- Teachers anchoring their instruction in complex and puzzling phenomena that are meaningful and relevant to learners. Teachers design science experiences so that science aims for justice and creates space for joy.
- Students engaging in multiple rounds of creating and revising scientific models, explanations, and evidence-based arguments, expanding ideas over time.
- Teachers use a variety of discourse strategies with students to get them to think deeply and respond to each other’s thinking about phenomena, ideas, and multiple perspectives.
- Students prompt each other to engage in sense-making talk during investigations and other activities because students are working to learn from each other’s perspectives.
- Students’ ideas being represented publicly and worked on by the class as a collective science learning community.
- Teachers use a variety of discourse strategies to support students in responding to one another’s thinking, build collaborative explanations, and broadly address issues of power and positionality in the classroom and science.
- Students using evidence to advocate for justice-centered uses of science based on multiple perspectives, ideas, and questions that have broadened over time.
- Students reflect on how they learned and how they broadened what it means to participate in science together.
Ambitious teaching is supported by four sets of core practices that work together throughout every unit of study. These practices start with designing units of instruction (Planning for engagement with important science ideas); they then focus on making visible what students currently know about the science being taught (Eliciting students’ ideas); they help the teacher guide sense-making talk around investigations and other kinds of lab activities or readings (Supporting on-going changes in thinking); and finally, they help the teacher scaffold students’ efforts to put everything together near the end of a unit (Pressing for evidence-based explanations). Equity and justice are woven throughout each of these sets of practices, including work that teachers and students can do inside of the classroom and in science more broadly.
Throughout this website, we use the term “practices” because, as in other professions like medicine, law, engineering, and architecture, there are principled ways of doing the work that can be identified, learned, and continually improved over time.
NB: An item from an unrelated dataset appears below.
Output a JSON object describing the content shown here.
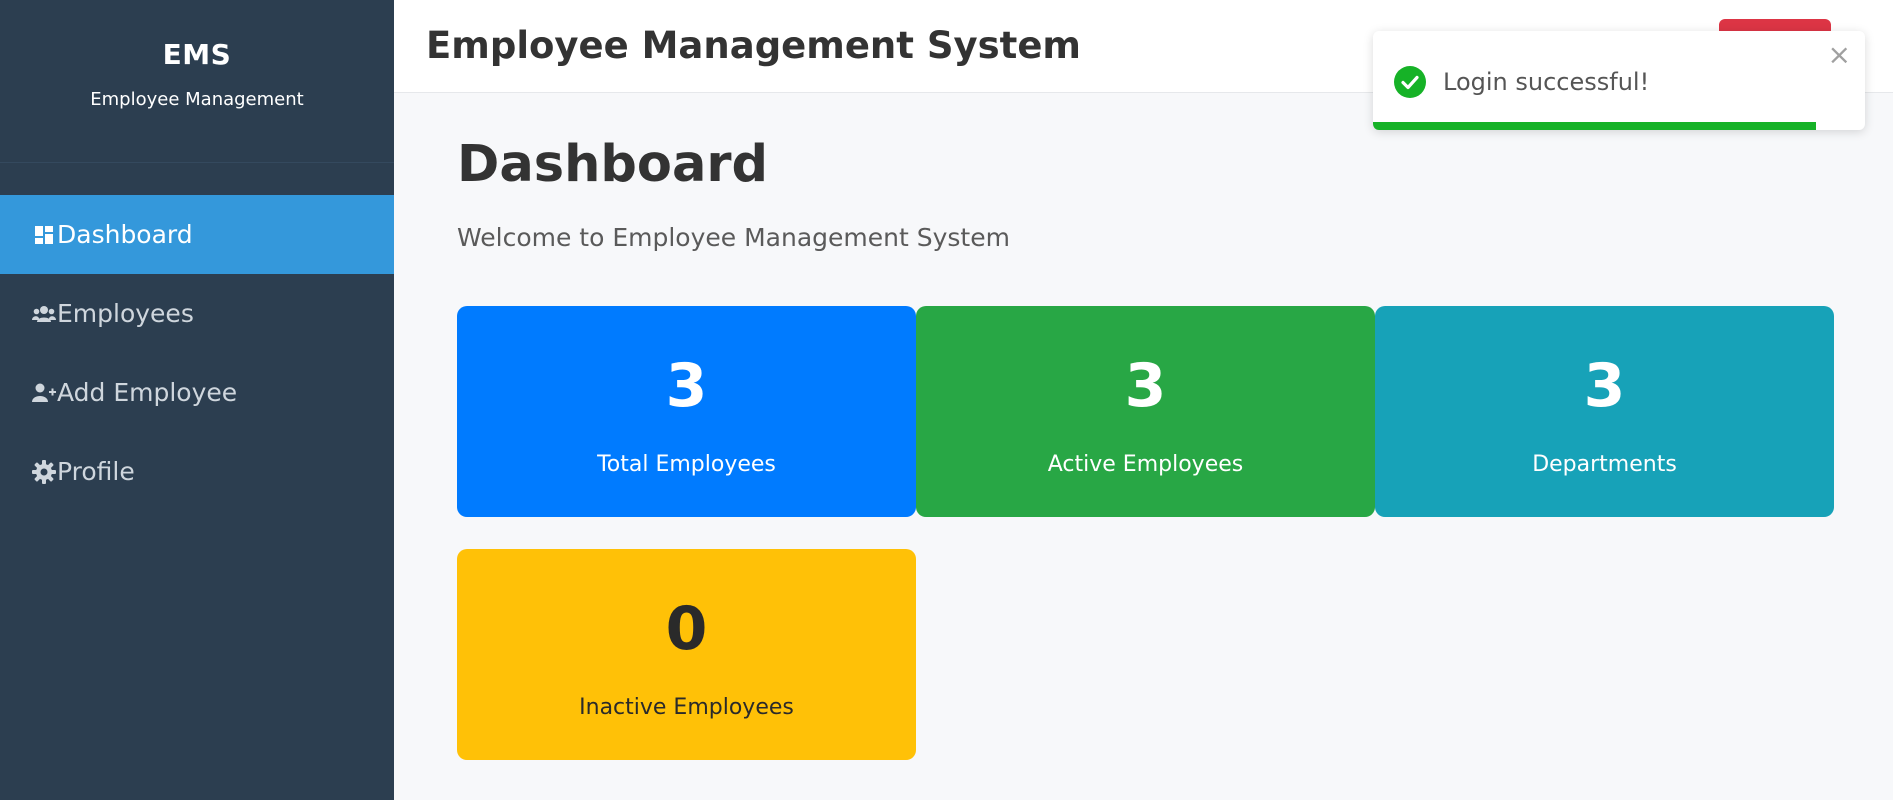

Practices are complex and involve routines that ground teaching and learning and support principled improvisation. Complex practices depend on teachers’ perspectives on what and how science should be learned, how students’ contributions can and should be taken up in science, and how science can be oriented toward social transformation and justice. The idea of ambitious teaching is used to support the development of a common vision so that teaching and learning can improve across many different subject areas and many different classroom contexts. We’re not there yet; this is just the beginning of that journey. Below we share more specifics about each practice and provide video examples of each.